§ **Task objective**:
Print all the data, keeping every line exactly as it is.

§ **Input data**:
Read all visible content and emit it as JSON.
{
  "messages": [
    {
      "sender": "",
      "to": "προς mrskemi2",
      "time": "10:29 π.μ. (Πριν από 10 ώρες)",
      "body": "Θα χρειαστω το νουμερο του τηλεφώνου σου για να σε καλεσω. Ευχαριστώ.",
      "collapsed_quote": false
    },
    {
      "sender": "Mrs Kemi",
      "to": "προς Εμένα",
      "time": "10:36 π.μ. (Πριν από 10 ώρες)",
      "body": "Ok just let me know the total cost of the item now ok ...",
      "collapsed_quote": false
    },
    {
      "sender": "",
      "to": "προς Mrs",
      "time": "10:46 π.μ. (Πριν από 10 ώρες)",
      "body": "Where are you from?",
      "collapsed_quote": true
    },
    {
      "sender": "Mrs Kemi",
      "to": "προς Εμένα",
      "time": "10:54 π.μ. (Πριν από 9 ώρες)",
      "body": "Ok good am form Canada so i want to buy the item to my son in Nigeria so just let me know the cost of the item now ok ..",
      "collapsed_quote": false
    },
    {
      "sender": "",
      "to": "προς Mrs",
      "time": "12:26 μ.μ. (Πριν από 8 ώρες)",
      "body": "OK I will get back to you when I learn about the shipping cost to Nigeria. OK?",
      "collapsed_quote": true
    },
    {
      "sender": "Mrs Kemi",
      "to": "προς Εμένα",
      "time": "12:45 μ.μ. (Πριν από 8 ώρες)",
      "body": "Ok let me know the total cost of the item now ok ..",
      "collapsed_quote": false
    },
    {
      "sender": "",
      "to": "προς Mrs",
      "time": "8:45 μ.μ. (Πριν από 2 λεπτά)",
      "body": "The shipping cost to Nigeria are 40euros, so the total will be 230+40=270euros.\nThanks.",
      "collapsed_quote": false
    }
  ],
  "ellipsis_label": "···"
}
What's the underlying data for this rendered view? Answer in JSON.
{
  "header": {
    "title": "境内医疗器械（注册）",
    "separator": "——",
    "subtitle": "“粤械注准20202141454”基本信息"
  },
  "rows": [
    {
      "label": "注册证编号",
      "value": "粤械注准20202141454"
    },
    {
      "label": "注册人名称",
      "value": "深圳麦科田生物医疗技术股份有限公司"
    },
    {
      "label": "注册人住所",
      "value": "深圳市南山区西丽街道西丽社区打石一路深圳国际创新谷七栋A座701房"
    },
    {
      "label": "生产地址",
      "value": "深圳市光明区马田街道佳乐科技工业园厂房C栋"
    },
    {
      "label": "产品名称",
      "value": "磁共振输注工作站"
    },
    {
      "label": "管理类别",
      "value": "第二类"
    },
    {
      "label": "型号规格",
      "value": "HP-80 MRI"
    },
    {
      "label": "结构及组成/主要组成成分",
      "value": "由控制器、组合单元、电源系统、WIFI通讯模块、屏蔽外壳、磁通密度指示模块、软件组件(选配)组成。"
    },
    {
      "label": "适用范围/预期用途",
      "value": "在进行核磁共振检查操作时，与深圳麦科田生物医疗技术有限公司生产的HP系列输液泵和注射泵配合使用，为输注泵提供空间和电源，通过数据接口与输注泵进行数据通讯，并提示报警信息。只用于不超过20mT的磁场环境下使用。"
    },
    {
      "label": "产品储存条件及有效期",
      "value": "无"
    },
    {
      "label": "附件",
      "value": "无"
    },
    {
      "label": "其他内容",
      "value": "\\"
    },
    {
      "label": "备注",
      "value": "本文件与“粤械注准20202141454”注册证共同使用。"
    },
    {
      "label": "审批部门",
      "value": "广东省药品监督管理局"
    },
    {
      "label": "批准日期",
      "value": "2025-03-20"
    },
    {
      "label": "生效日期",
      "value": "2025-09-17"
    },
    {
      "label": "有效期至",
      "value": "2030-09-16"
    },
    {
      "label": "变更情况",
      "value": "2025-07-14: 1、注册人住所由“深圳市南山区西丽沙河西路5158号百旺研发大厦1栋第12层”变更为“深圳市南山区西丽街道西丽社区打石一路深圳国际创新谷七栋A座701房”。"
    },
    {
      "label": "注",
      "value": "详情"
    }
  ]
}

§ **Solved exercise**:
Read all visible content and emit it as JSON.
{
  "messages": [
    {
      "sender": "",
      "to": "προς mrskemi2",
      "time": "10:29 π.μ. (Πριν από 10 ώρες)",
      "body": "Θα χρειαστω το νουμερο του τηλεφώνου σου για να σε καλεσω. Ευχαριστώ.",
      "collapsed_quote": false
    },
    {
      "sender": "Mrs Kemi",
      "to": "προς Εμένα",
      "time": "10:36 π.μ. (Πριν από 10 ώρες)",
      "body": "Ok just let me know the total cost of the item now ok ...",
      "collapsed_quote": false
    },
    {
      "sender": "",
      "to": "προς Mrs",
      "time": "10:46 π.μ. (Πριν από 10 ώρες)",
      "body": "Where are you from?",
      "collapsed_quote": true
    },
    {
      "sender": "Mrs Kemi",
      "to": "προς Εμένα",
      "time": "10:54 π.μ. (Πριν από 9 ώρες)",
      "body": "Ok good am form Canada so i want to buy the item to my son in Nigeria so just let me know the cost of the item now ok ..",
      "collapsed_quote": false
    },
    {
      "sender": "",
      "to": "προς Mrs",
      "time": "12:26 μ.μ. (Πριν από 8 ώρες)",
      "body": "OK I will get back to you when I learn about the shipping cost to Nigeria. OK?",
      "collapsed_quote": true
    },
    {
      "sender": "Mrs Kemi",
      "to": "προς Εμένα",
      "time": "12:45 μ.μ. (Πριν από 8 ώρες)",
      "body": "Ok let me know the total cost of the item now ok ..",
      "collapsed_quote": false
    },
    {
      "sender": "",
      "to": "προς Mrs",
      "time": "8:45 μ.μ. (Πριν από 2 λεπτά)",
      "body": "The shipping cost to Nigeria are 40euros, so the total will be 230+40=270euros.\nThanks.",
      "collapsed_quote": false
    }
  ],
  "ellipsis_label": "···"
}
What's the underlying data for this rendered view? Answer in JSON.
{
  "header": {
    "title": "境内医疗器械（注册）",
    "separator": "——",
    "subtitle": "“粤械注准20202141454”基本信息"
  },
  "rows": [
    {
      "label": "注册证编号",
      "value": "粤械注准20202141454"
    },
    {
      "label": "注册人名称",
      "value": "深圳麦科田生物医疗技术股份有限公司"
    },
    {
      "label": "注册人住所",
      "value": "深圳市南山区西丽街道西丽社区打石一路深圳国际创新谷七栋A座701房"
    },
    {
      "label": "生产地址",
      "value": "深圳市光明区马田街道佳乐科技工业园厂房C栋"
    },
    {
      "label": "产品名称",
      "value": "磁共振输注工作站"
    },
    {
      "label": "管理类别",
      "value": "第二类"
    },
    {
      "label": "型号规格",
      "value": "HP-80 MRI"
    },
    {
      "label": "结构及组成/主要组成成分",
      "value": "由控制器、组合单元、电源系统、WIFI通讯模块、屏蔽外壳、磁通密度指示模块、软件组件(选配)组成。"
    },
    {
      "label": "适用范围/预期用途",
      "value": "在进行核磁共振检查操作时，与深圳麦科田生物医疗技术有限公司生产的HP系列输液泵和注射泵配合使用，为输注泵提供空间和电源，通过数据接口与输注泵进行数据通讯，并提示报警信息。只用于不超过20mT的磁场环境下使用。"
    },
    {
      "label": "产品储存条件及有效期",
      "value": "无"
    },
    {
      "label": "附件",
      "value": "无"
    },
    {
      "label": "其他内容",
      "value": "\\"
    },
    {
      "label": "备注",
      "value": "本文件与“粤械注准20202141454”注册证共同使用。"
    },
    {
      "label": "审批部门",
      "value": "广东省药品监督管理局"
    },
    {
      "label": "批准日期",
      "value": "2025-03-20"
    },
    {
      "label": "生效日期",
      "value": "2025-09-17"
    },
    {
      "label": "有效期至",
      "value": "2030-09-16"
    },
    {
      "label": "变更情况",
      "value": "2025-07-14: 1、注册人住所由“深圳市南山区西丽沙河西路5158号百旺研发大厦1栋第12层”变更为“深圳市南山区西丽街道西丽社区打石一路深圳国际创新谷七栋A座701房”。"
    },
    {
      "label": "注",
      "value": "详情"
    }
  ]
}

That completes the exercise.